People need to change their approach towards a person with dementia, says Nilanjana

She feels that reporting about dementia does not show its real picture. She says that it is important to focus on the developments and accomplishments in its care. Working in the field of dementia care for the past two decades have made her understand the unique needs of both the person with dementia and their family members. She feels that changing our approach to understand the condition and the people experiencing it can produce more well-being than anything else

 

People need to change their approach towards a person with dementia, says Nilanjana

Reporting about dementia more often do not capture its daunting picture. Yes, dementia can be miserable and chaotic and everything in between. I can think of no other condition that could place such a heavy burden on families, communities, and societies. However, it’s important to focus on the developments and accomplishments in dementia care, because with no cure at the moment, it is often creative thinking that is most needed in supporting those experiencing the journey.
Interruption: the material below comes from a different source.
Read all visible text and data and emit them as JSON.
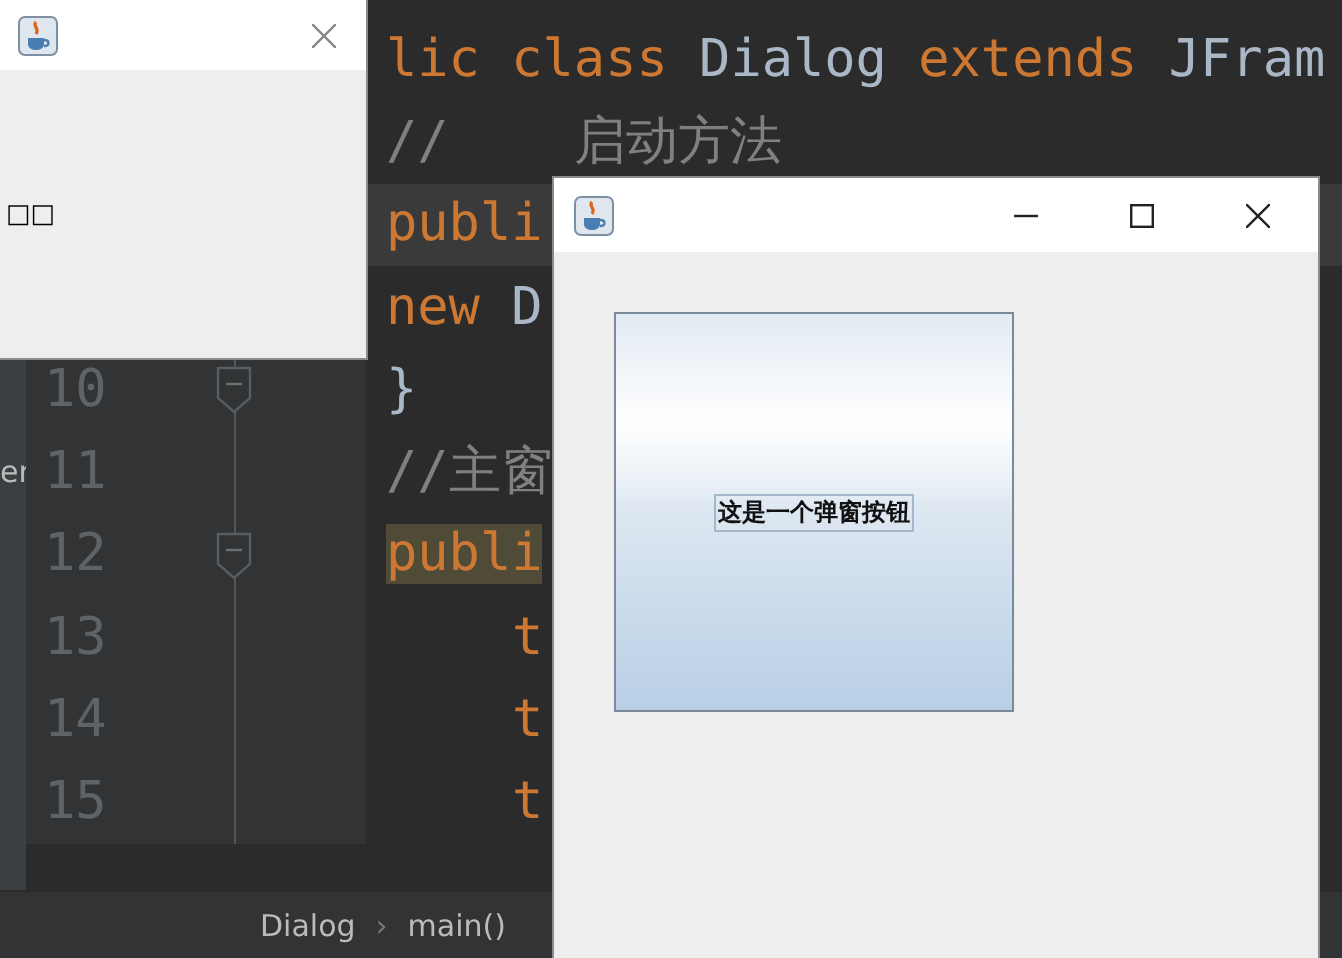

People need to change their approach towards Dementia patients, says Nilanjana
Nilanjana Maulik, National Coordinator, Working Group-ARDSI, Secretary, ARDSI Calcutta

Today, India has around 4.1 million people suffer with dementia and this number is set to double by 2030. Many would like to blame the lack of physical infrastructure in our health system to effectively tackle the challenges of dementia. As a trained professional in dementia caregiving for the past two decades, I have been a frequent witness to the unique needs of both the person with dementia and their family members. What I have observed is that, it is in changing our approach to understand the condition and the people experiencing it that can produce more well-being than anything else.

In my perspective, dementia causes a shift in the way a person experiences the world around him or her. We tend to create a living environment based on our view of the world and then expect that people with dementia should adapt to it. Unfortunately, when that does not happen, we look for reasons to label the negative outcomes.

We, as a society, are busy lamenting about the millions of cells that are lost in dementia, but ignore the millions that are still very much there and can create beautiful meanings in the moment, if we try.

In our day care centre in Kolkata, where people with dementia enjoy their daytime among supportive care partners, I see a wealth of positive opportunities created to enhance the quality of life of everyone involved. Just the other day, I found our cook in the kitchen arranging food on plates with immense delight and hope, despite knowing that portion on some plates would remain untouched. This made me realize why unconditional love and acceptance armed with complete belief in people with dementia who we care for can make a huge difference beyond imagination.

As advocates of dementia, we want to provide the best possible care for those with the condition, while educating hundreds of professionals and family members with our unique philosophy of care. For me, the best way India can prepare to face dementia is to create an environment for living that will offer the opportunity for individuals with dementia and their family members to find contentment and joy.

This, we can achieve by networking with motivated people and organisations working together. In days to come, we need to create that network in India to be “Dementia Ready.” Nilanjana Maulik, National Coordinator, Working Group-ARDSI, Secretary, ARDSI Calcutta